  • lsc

    Great overview! I had a few questions:
    1. Is it possible for one to use a different brand of tech toe, as long as it fits the old Dynafit 4-hole standard? It looks like that might be possible.
    2. How does one change the pivot cable location relative to the pin line? Are there multiple positions to mount the tech toe on the roofed spacer? If so, it appears that there may be 2 pivot options?
    3. The future extra long spring travel would ostensibly retrofit OMG TTS bindings as well, yes?
    I have been using OMG TTS with great results- the only concern being the spring travel hard stop (which I have not yet bottomed out in use). Even at the most forward possible pivot location it is still more active than my rottefella NTN bindings and only allows my knee to 10″ off the ski- something like HH #3.5. It skis more similar to an active cable binding than NTN imho. Overall, the only benefit I can see to switch from OMG to MMG is the removable cable since it appears that the MMG also has a limited spring travel. otherwise the OMG seems lighter, lower stack height, tall climbing bail, better heel lever, adjustable activity, and cheaper.

  • Dostie

    Answers to some of your Qs are still up in the air – to be defined. F’rinstance, using a different toe, such as a Dynafit TLT or Vertical, or a Plum, or ATK, or G3′s Ion – to which I suspect you can if you are good at making your own modifications to incorporate the snow shedding spacer and the cable post.

    As for the position of the cable post, it has not yet been determined if that will be adjustable. If it is, the adjustment will probably only be 1 cm and I don’t know if that means one position change of 1 cm, or two at plus/minus 5 mm.

    Re: a longer spring cartridge. Since it’s from Voile, the threads will be compatible with an OMG cable. The longer length may require a different length cable though, depending on boot size and pivot location.

  • John

    Awesome to see all these new bindings coming into the market. It’s a good time to be making tele turns. If only winter could return to “normal”

  • Doug Hutchinson

    Is the longer spring cartridge currently available to purchase?

  • Brook telemarkturn

    How “active’ was the cable? I’ve become addicted to 22 designs’ most aggressive setting (shame on me?). This keeps my rear foot low and squarely on the ball of my foot. My voile switchbacks now feel terribly sloppy. thanks

  • Dostie

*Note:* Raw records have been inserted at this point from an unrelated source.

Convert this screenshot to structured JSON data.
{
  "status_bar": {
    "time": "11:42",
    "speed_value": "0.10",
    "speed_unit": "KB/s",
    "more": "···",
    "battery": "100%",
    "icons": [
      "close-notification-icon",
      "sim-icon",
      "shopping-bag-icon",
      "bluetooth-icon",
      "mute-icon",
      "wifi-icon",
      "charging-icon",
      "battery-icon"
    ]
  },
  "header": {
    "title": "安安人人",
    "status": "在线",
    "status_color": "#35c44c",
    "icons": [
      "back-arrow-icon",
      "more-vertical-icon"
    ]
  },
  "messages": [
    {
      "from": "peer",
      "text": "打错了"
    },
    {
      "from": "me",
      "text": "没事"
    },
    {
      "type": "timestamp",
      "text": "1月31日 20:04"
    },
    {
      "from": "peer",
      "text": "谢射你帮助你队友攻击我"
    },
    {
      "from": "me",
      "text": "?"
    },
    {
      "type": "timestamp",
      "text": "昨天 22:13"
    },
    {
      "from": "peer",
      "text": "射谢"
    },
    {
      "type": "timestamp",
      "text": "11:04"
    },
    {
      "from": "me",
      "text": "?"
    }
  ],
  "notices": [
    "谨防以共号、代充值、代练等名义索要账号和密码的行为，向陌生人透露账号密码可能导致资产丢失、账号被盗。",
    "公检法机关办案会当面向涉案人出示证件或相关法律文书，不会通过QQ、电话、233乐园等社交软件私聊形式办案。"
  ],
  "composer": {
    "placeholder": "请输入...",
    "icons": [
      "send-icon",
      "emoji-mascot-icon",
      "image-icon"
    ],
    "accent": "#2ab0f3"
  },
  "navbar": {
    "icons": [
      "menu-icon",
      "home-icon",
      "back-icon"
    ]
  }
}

    Haven’t been able to do a side-by-side but the basic design is the same as the original TTS so it felt very active, like HH#4 for initiation, but with softer springs, so not overwhelmingly active. Of course, you could adjust the position of the cable pivot when you mount it to suit your personal preference, although it isn’t as easily adjusted, once mounted, as TTS.

  • Doug Hutchinson

    I just communicated with Voile so can answer my own question about availability of the longer spring cartridges.Voile is manufacturing the cartridges but they will be sold only by Moonlight. The longer cartridges have not been manufactured or shipped yet. I was instructed to contact Moonlight for more info.

    Given how out of date Moonlight’s website is, I somewhat assume Moonlight will make Meidjo appear like customer service superstars (translation – I am giving up hope of getting on a TTS setup that I can actually ski anytime in the near or distant future).

  • Andrew

    Thanks for the article – great read. How do these compare to rottefella NTN? Also are these bindings releasable?

  • Dostie

    Releasability is possible but not probable, at least in downhill mode. As for a comparison with NTN, it is more active than Freeride or Freedom in turn mode. Not exactly comparable since it attaches at the heel, NTN attaches at the 2nd heel, so the sensation is not exactly the same. It is way more efficient for touring.

  • Max

    Thanks for the review – how does this binding compared to Meidjo?

  • Dostie

    You mean in terms of tele-resistance when cranking turns? Touring is identical, although Moonlight is simpler for that. When turning the Moonlight is more active, Meidjo is more like a Switchback, only it engages immediately, not slowly like the SW.

  • Martine

    Thanks for a thorough review. Looking forward to the Telemark binding selection guide 2015! Ref. Weight/foot: 300 g (toe+heel+cable post) + 650g (cable)
    Do the cable actually weigh 650 per foot?